Using the data below, copy every line that contains the word "Choose".
── Provided information
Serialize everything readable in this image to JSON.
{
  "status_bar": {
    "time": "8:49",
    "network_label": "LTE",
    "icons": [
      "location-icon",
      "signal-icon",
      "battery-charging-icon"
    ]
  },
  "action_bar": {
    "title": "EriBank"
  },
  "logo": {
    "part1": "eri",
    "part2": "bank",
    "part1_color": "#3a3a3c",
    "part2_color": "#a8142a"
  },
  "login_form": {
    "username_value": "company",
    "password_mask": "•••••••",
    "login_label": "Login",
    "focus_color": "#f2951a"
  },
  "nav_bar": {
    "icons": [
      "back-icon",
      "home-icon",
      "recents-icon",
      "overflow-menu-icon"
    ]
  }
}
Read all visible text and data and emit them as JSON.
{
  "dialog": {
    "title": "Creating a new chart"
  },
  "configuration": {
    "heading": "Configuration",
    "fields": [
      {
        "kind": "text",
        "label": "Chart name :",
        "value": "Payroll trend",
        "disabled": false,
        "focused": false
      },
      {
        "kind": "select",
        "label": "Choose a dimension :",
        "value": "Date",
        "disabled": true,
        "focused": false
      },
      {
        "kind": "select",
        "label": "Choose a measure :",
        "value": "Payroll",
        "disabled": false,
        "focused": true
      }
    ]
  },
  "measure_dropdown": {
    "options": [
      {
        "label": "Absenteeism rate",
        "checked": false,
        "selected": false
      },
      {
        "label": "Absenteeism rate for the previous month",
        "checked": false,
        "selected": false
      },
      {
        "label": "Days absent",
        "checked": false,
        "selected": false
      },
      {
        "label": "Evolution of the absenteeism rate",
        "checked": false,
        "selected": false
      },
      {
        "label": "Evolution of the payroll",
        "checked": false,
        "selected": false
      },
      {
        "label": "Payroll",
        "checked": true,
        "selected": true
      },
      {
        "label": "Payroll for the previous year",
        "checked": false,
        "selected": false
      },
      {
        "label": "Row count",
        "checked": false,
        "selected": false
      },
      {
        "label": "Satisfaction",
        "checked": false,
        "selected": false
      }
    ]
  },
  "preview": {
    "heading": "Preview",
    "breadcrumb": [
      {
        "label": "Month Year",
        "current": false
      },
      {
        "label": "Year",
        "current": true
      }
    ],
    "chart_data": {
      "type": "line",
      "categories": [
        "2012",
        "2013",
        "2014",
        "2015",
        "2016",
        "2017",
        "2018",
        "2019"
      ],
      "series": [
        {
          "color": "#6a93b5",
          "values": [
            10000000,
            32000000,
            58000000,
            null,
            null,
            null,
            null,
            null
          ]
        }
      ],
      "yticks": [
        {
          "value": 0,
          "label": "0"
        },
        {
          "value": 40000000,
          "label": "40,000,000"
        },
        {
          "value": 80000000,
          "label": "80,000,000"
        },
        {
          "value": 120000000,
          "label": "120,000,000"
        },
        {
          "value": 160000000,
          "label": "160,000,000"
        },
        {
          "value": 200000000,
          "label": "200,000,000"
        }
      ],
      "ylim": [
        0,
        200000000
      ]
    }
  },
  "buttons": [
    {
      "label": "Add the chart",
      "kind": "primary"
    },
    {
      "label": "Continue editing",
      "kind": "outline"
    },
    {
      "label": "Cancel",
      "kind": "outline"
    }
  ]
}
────
--- Exercise result ---
        "label": "Choose a dimension :",
        "label": "Choose a measure :",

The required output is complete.